Don’t get me wrong—there is absolutely nothing wrong with having a niche (or two). Those writers I alluded to earlier—the ones I admired and looked to for advice in my earliest years as a freelancer—have done a wonderful job making a living at this writing thing, and their work is always top-notch, entertaining, and multidimensional. And if embracing a niche is what brings them fulfillment—fiscally and intellectually—then way-to-fucking-go. I dig it. Keep on keepin’ on.

But that’s not me. Try as I might, I know I am never going to be the next go-to dude for articles or blog posts about dog whispering or baseball card curation or travel tips for the 65-plus set. I am just too damn interested in the variety of life that I know I will never have a niche…which, I suppose, is a niche in an of itself.

I mention this because I am currently two-days deep into the 2014 FLX/WordCount Blogathon, a 30-day challenge to write at least one blog post every day in June. I’m really excited about the opportunity, especially since Twenty Pounds of Headlines has lately felt more like Twenty Pounds of Collected Dust. (No posts since April 2011…SRSLY DiUlio?!) But when I began thinking about what to write  over the next month, I started getting minor waves of dread that only a niche-less life can inspire. What the hell would I blog about? Well, how about a little bit of everything

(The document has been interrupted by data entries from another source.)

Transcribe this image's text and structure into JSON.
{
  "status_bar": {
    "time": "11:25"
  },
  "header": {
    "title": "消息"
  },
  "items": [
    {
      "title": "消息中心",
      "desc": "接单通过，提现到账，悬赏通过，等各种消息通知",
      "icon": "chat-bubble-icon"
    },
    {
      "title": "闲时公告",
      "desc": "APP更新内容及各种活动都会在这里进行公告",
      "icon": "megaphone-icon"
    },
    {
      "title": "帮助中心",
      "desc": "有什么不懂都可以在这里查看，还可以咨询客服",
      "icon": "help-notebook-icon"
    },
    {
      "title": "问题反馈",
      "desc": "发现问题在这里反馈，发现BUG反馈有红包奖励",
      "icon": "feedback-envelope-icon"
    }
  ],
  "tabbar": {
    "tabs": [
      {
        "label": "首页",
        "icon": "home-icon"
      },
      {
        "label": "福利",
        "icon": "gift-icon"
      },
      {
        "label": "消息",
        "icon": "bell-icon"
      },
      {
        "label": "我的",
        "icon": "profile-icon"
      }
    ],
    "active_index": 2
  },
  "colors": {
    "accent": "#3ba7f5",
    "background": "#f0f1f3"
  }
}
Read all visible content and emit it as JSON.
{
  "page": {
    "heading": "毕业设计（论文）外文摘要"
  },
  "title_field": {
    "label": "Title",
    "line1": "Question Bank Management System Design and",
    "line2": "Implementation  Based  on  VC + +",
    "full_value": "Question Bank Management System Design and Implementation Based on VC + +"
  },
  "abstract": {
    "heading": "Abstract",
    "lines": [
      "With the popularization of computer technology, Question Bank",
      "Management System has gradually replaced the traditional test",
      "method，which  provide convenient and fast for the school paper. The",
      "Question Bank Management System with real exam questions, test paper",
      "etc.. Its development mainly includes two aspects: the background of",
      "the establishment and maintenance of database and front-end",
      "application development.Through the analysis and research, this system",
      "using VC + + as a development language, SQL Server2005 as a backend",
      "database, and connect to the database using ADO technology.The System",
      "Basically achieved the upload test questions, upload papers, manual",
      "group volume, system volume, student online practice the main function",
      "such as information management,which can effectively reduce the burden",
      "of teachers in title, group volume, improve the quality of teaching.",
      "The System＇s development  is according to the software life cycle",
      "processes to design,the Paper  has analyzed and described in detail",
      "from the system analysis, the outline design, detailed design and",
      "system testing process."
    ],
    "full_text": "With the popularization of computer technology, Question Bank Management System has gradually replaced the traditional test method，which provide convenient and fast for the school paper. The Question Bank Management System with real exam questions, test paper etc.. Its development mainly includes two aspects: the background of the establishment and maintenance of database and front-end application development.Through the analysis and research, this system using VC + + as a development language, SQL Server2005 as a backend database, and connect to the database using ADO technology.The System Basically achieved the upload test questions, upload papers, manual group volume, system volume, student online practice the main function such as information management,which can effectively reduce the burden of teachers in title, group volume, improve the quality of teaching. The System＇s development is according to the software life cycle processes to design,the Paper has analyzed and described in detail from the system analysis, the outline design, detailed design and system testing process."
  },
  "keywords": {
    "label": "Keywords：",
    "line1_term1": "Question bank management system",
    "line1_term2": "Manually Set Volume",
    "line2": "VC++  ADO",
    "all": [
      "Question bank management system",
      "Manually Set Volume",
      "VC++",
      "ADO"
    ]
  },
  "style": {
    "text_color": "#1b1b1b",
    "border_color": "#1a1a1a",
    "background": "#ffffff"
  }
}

And so, while I ponder over tomorrow’s post, why not take some time to click around and read the wide variety of topics I’ve covered over the years, which include everything from a world renowned glass artist to a profile of Phillies general manager Ruben Amaro Jr., an explanatory feature about the country’s first Internet Addiction recovery retreat, and an inside look at the world of Philadelphia taxi cabs. Here’s to the generalists, and all of our wide-eyed variety.